*Problem statement*.
Print the listing below word for word, but drop any pictures it contains.

*Raw data*.
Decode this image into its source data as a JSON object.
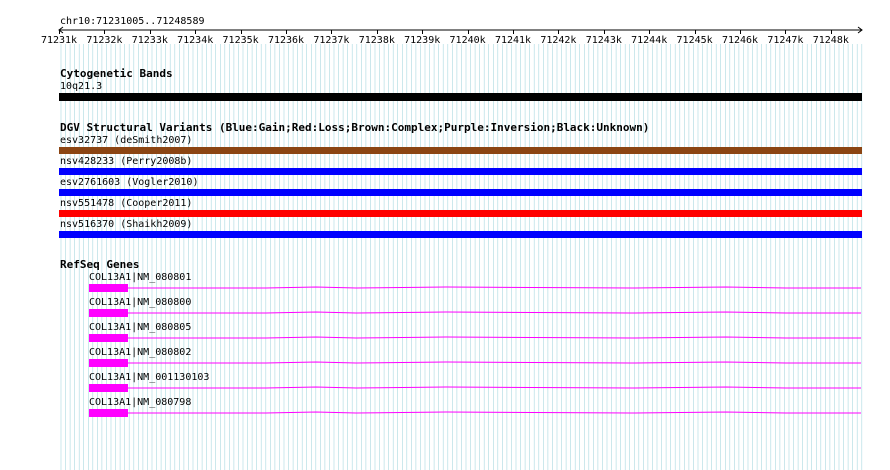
{
  "region": "chr10:71231005..71248589",
  "ruler": {
    "ticks": [
      "71231k",
      "71232k",
      "71233k",
      "71234k",
      "71235k",
      "71236k",
      "71237k",
      "71238k",
      "71239k",
      "71240k",
      "71241k",
      "71242k",
      "71243k",
      "71244k",
      "71245k",
      "71246k",
      "71247k",
      "71248k"
    ]
  },
  "cytobands": {
    "title": "Cytogenetic Bands",
    "band": "10q21.3",
    "color": "#000000"
  },
  "dgv": {
    "title": "DGV Structural Variants (Blue:Gain;Red:Loss;Brown:Complex;Purple:Inversion;Black:Unknown)",
    "variants": [
      {
        "label": "esv32737 (deSmith2007)",
        "color": "#8b4513"
      },
      {
        "label": "nsv428233 (Perry2008b)",
        "color": "#0000ff"
      },
      {
        "label": "esv2761603 (Vogler2010)",
        "color": "#0000ff"
      },
      {
        "label": "nsv551478 (Cooper2011)",
        "color": "#ff0000"
      },
      {
        "label": "nsv516370 (Shaikh2009)",
        "color": "#0000ff"
      }
    ]
  },
  "refseq": {
    "title": "RefSeq Genes",
    "color": "#ff00ff",
    "transcripts": [
      {
        "label": "COL13A1|NM_080801"
      },
      {
        "label": "COL13A1|NM_080800"
      },
      {
        "label": "COL13A1|NM_080805"
      },
      {
        "label": "COL13A1|NM_080802"
      },
      {
        "label": "COL13A1|NM_001130103"
      },
      {
        "label": "COL13A1|NM_080798"
      }
    ]
  },
  "colors": {
    "grid": "#a9d8e0",
    "ruler": "#000000"
  }
}
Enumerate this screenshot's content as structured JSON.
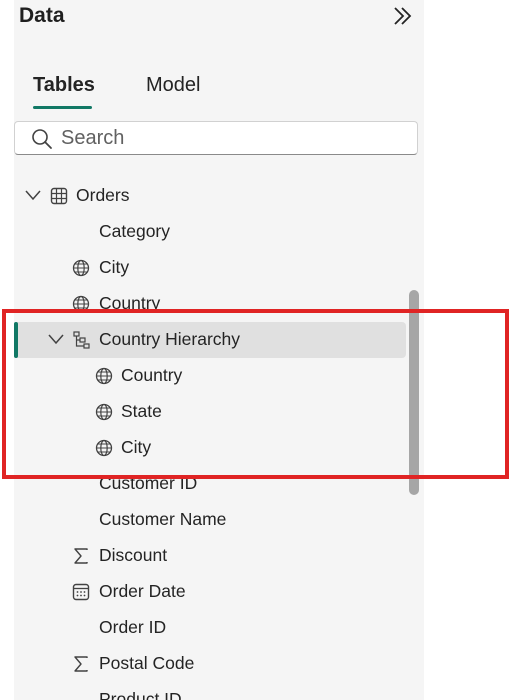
{
  "panel": {
    "title": "Data",
    "collapse_icon": "double-chevron-right-icon"
  },
  "tabs": [
    {
      "label": "Tables",
      "active": true
    },
    {
      "label": "Model",
      "active": false
    }
  ],
  "search": {
    "placeholder": "Search",
    "value": "",
    "icon": "search-icon"
  },
  "tree": {
    "orders": {
      "label": "Orders",
      "icon": "table-icon",
      "expanded": true
    },
    "fields": {
      "category": {
        "label": "Category",
        "icon": ""
      },
      "city": {
        "label": "City",
        "icon": "globe-icon"
      },
      "country": {
        "label": "Country",
        "icon": "globe-icon"
      },
      "country_hierarchy": {
        "label": "Country Hierarchy",
        "icon": "hierarchy-icon",
        "expanded": true,
        "selected": true
      },
      "hier_country": {
        "label": "Country",
        "icon": "globe-icon"
      },
      "hier_state": {
        "label": "State",
        "icon": "globe-icon"
      },
      "hier_city": {
        "label": "City",
        "icon": "globe-icon"
      },
      "customer_id": {
        "label": "Customer ID",
        "icon": ""
      },
      "customer_name": {
        "label": "Customer Name",
        "icon": ""
      },
      "discount": {
        "label": "Discount",
        "icon": "sigma-icon"
      },
      "order_date": {
        "label": "Order Date",
        "icon": "calendar-icon"
      },
      "order_id": {
        "label": "Order ID",
        "icon": ""
      },
      "postal_code": {
        "label": "Postal Code",
        "icon": "sigma-icon"
      },
      "product_id": {
        "label": "Product ID",
        "icon": ""
      }
    }
  },
  "colors": {
    "accent": "#117865",
    "highlight_border": "#e02424",
    "selected_row": "#e0e0e0",
    "panel_bg": "#f5f5f5"
  }
}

*Exercise answer*.
Decode this image into its source data as a JSON object.
{
  "region": "chr10:71231005..71248589",
  "ruler": {
    "ticks": [
      "71231k",
      "71232k",
      "71233k",
      "71234k",
      "71235k",
      "71236k",
      "71237k",
      "71238k",
      "71239k",
      "71240k",
      "71241k",
      "71242k",
      "71243k",
      "71244k",
      "71245k",
      "71246k",
      "71247k",
      "71248k"
    ]
  },
  "cytobands": {
    "title": "Cytogenetic Bands",
    "band": "10q21.3",
    "color": "#000000"
  },
  "dgv": {
    "title": "DGV Structural Variants (Blue:Gain;Red:Loss;Brown:Complex;Purple:Inversion;Black:Unknown)",
    "variants": [
      {
        "label": "esv32737 (deSmith2007)",
        "color": "#8b4513"
      },
      {
        "label": "nsv428233 (Perry2008b)",
        "color": "#0000ff"
      },
      {
        "label": "esv2761603 (Vogler2010)",
        "color": "#0000ff"
      },
      {
        "label": "nsv551478 (Cooper2011)",
        "color": "#ff0000"
      },
      {
        "label": "nsv516370 (Shaikh2009)",
        "color": "#0000ff"
      }
    ]
  },
  "refseq": {
    "title": "RefSeq Genes",
    "color": "#ff00ff",
    "transcripts": [
      {
        "label": "COL13A1|NM_080801"
      },
      {
        "label": "COL13A1|NM_080800"
      },
      {
        "label": "COL13A1|NM_080805"
      },
      {
        "label": "COL13A1|NM_080802"
      },
      {
        "label": "COL13A1|NM_001130103"
      },
      {
        "label": "COL13A1|NM_080798"
      }
    ]
  },
  "colors": {
    "grid": "#a9d8e0",
    "ruler": "#000000"
  }
}
Enumerate this screenshot's content as structured JSON.
{
  "panel": {
    "title": "Data",
    "collapse_icon": "double-chevron-right-icon"
  },
  "tabs": [
    {
      "label": "Tables",
      "active": true
    },
    {
      "label": "Model",
      "active": false
    }
  ],
  "search": {
    "placeholder": "Search",
    "value": "",
    "icon": "search-icon"
  },
  "tree": {
    "orders": {
      "label": "Orders",
      "icon": "table-icon",
      "expanded": true
    },
    "fields": {
      "category": {
        "label": "Category",
        "icon": ""
      },
      "city": {
        "label": "City",
        "icon": "globe-icon"
      },
      "country": {
        "label": "Country",
        "icon": "globe-icon"
      },
      "country_hierarchy": {
        "label": "Country Hierarchy",
        "icon": "hierarchy-icon",
        "expanded": true,
        "selected": true
      },
      "hier_country": {
        "label": "Country",
        "icon": "globe-icon"
      },
      "hier_state": {
        "label": "State",
        "icon": "globe-icon"
      },
      "hier_city": {
        "label": "City",
        "icon": "globe-icon"
      },
      "customer_id": {
        "label": "Customer ID",
        "icon": ""
      },
      "customer_name": {
        "label": "Customer Name",
        "icon": ""
      },
      "discount": {
        "label": "Discount",
        "icon": "sigma-icon"
      },
      "order_date": {
        "label": "Order Date",
        "icon": "calendar-icon"
      },
      "order_id": {
        "label": "Order ID",
        "icon": ""
      },
      "postal_code": {
        "label": "Postal Code",
        "icon": "sigma-icon"
      },
      "product_id": {
        "label": "Product ID",
        "icon": ""
      }
    }
  },
  "colors": {
    "accent": "#117865",
    "highlight_border": "#e02424",
    "selected_row": "#e0e0e0",
    "panel_bg": "#f5f5f5"
  }
}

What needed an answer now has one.